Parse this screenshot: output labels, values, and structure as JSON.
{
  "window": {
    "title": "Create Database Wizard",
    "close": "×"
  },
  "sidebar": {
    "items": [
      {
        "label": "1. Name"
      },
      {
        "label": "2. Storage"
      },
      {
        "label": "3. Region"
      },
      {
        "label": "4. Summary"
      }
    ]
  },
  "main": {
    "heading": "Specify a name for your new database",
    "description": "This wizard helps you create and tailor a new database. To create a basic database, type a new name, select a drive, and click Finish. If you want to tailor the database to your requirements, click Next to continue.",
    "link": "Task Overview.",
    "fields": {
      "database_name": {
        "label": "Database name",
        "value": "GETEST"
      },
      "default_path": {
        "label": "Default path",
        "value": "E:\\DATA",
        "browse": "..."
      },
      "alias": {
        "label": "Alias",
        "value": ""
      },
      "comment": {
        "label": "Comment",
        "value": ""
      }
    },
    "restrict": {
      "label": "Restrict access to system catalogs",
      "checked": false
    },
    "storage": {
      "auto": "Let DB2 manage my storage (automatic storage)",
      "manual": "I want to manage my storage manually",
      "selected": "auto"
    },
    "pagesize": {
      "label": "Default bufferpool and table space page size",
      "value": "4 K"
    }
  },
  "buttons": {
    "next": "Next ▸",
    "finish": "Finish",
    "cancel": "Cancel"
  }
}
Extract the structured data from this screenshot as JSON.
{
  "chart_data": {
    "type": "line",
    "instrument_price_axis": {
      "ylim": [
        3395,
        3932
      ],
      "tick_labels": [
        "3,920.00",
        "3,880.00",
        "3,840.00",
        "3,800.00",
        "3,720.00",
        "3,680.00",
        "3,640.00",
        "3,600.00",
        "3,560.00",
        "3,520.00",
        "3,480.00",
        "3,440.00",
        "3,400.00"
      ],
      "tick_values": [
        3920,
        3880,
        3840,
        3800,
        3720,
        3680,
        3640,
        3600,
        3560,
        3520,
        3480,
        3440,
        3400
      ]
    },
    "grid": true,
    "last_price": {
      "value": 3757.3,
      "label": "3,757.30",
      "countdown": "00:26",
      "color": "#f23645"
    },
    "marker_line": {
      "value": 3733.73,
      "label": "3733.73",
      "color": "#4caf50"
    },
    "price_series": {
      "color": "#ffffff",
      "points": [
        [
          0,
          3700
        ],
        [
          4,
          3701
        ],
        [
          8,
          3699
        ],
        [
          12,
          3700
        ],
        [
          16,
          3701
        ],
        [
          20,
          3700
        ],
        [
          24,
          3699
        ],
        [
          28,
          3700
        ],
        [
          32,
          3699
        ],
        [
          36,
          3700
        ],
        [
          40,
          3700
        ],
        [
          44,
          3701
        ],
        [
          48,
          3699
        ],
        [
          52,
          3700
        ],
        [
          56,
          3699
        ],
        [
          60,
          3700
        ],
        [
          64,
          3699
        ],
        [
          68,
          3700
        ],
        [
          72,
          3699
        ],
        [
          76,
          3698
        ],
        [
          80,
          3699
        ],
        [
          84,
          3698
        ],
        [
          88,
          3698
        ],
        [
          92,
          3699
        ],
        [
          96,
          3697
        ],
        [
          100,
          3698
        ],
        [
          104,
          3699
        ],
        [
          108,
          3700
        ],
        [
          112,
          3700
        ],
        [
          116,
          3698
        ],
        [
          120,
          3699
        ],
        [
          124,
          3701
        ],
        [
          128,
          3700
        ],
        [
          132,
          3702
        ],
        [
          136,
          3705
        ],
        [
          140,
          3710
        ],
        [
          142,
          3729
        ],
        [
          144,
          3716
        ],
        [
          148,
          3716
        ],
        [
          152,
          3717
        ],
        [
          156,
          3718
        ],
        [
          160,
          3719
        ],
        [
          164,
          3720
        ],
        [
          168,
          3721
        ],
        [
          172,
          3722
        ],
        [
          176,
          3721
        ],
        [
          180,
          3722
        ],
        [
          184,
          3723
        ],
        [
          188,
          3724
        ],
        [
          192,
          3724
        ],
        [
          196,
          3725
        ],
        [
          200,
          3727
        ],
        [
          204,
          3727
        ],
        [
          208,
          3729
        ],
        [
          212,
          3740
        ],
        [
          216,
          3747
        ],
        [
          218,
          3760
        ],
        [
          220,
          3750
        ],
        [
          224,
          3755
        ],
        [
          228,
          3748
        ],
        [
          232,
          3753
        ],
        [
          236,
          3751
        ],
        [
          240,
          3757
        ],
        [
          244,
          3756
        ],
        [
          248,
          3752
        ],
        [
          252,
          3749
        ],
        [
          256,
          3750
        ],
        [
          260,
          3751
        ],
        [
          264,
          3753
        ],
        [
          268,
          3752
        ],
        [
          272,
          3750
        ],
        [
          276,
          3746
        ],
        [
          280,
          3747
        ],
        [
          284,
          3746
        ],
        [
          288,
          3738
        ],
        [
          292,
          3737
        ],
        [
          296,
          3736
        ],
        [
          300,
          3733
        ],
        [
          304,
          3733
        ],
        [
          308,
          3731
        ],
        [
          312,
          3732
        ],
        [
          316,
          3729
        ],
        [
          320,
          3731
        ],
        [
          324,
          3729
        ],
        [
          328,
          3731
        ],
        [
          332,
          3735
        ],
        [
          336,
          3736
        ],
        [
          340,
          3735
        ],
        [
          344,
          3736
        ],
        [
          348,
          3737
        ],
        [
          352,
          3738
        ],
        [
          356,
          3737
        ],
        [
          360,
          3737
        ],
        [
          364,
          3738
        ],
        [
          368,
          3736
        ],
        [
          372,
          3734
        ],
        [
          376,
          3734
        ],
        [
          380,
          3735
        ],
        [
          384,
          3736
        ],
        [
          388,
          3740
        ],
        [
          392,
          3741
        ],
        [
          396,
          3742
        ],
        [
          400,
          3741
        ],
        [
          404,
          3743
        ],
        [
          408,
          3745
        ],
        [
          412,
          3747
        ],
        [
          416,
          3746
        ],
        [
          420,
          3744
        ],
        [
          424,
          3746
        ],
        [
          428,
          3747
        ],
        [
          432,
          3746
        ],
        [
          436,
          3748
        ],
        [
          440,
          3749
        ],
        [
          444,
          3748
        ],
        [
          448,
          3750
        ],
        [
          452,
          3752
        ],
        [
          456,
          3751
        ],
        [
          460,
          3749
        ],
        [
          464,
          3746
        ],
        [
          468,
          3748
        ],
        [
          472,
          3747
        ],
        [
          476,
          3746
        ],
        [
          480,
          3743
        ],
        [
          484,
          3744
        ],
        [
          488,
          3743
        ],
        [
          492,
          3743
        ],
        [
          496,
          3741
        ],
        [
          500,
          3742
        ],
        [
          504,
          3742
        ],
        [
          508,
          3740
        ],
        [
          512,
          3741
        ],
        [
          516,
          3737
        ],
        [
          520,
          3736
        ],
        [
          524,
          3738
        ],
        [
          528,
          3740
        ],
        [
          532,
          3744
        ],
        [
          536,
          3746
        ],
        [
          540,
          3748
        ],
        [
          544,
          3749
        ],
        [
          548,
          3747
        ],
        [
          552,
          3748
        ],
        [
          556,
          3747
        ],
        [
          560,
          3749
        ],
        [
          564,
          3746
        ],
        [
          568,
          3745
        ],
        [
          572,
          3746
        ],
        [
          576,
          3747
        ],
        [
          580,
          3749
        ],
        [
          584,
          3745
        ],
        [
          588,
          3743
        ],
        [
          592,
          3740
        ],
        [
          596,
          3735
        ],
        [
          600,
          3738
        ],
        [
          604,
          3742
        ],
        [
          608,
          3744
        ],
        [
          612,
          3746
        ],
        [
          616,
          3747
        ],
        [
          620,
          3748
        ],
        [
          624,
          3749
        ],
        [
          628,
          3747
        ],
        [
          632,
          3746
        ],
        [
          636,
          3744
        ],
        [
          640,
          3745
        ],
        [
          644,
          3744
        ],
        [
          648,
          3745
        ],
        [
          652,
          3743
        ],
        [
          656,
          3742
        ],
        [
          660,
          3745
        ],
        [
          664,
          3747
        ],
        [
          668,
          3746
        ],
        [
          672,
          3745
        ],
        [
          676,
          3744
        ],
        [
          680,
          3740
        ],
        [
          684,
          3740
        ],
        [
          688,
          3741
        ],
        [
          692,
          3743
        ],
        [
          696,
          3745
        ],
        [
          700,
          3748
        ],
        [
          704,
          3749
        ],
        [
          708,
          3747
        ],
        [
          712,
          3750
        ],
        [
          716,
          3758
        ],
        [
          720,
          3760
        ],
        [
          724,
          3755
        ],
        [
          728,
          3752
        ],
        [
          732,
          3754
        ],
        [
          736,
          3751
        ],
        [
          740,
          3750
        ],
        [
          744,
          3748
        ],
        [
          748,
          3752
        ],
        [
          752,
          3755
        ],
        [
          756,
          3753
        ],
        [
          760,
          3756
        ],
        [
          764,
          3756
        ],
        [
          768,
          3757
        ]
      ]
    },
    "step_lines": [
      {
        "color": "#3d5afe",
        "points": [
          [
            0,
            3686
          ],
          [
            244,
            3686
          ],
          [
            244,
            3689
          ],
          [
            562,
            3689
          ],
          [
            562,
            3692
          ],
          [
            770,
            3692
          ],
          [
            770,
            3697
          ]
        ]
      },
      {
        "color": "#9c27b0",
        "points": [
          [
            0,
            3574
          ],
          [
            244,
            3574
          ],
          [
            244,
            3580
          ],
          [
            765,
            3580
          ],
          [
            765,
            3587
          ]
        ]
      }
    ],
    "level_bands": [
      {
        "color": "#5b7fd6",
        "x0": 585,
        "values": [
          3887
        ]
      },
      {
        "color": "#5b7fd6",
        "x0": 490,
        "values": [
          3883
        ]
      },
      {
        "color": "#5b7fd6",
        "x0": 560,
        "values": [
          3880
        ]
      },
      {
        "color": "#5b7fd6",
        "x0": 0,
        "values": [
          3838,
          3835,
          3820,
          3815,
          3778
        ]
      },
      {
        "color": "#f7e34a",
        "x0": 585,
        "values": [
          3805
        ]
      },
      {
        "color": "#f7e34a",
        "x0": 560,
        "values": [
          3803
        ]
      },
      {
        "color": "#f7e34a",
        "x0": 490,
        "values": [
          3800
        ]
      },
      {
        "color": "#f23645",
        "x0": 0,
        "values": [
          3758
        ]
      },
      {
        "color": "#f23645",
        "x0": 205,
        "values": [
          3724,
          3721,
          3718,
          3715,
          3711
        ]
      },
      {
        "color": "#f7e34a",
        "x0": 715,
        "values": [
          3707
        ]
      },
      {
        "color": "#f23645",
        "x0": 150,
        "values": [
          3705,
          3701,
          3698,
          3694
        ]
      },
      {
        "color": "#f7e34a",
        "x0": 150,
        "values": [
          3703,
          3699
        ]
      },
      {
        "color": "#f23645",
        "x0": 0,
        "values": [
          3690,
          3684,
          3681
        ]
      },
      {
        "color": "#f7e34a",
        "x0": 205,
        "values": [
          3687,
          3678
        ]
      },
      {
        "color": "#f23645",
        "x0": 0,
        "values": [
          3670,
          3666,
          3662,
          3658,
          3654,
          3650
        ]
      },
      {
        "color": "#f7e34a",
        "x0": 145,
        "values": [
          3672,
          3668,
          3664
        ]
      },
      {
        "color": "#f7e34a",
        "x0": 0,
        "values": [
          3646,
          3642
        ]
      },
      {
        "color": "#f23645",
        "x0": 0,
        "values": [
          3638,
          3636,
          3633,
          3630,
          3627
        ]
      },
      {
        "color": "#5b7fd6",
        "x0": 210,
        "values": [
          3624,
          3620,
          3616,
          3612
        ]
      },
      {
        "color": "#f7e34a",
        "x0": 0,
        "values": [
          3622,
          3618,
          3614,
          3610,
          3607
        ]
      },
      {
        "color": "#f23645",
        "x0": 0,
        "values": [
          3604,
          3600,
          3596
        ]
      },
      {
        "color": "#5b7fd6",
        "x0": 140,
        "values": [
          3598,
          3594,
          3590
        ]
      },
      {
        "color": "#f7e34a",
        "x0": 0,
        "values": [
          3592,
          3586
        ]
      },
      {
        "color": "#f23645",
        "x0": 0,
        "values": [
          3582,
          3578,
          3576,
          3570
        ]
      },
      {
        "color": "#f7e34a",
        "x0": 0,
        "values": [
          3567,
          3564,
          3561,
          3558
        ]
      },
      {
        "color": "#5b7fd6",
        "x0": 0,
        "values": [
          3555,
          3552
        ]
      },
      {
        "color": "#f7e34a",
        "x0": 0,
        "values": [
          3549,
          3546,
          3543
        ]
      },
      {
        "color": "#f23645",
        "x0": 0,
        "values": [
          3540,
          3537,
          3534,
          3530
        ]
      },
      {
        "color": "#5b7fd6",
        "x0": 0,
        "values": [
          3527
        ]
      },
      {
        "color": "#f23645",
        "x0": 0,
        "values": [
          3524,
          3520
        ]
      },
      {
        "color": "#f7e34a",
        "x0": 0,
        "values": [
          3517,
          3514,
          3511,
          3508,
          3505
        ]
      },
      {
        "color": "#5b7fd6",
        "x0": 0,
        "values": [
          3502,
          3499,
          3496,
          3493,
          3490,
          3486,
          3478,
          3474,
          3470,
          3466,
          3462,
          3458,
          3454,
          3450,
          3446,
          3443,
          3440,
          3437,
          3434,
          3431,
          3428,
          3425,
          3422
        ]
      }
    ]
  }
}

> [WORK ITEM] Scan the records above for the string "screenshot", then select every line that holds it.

> [SOLUTION TO THIS PROBLEM]
Parse this screenshot: output labels, values, and structure as JSON.
Extract the structured data from this screenshot as JSON.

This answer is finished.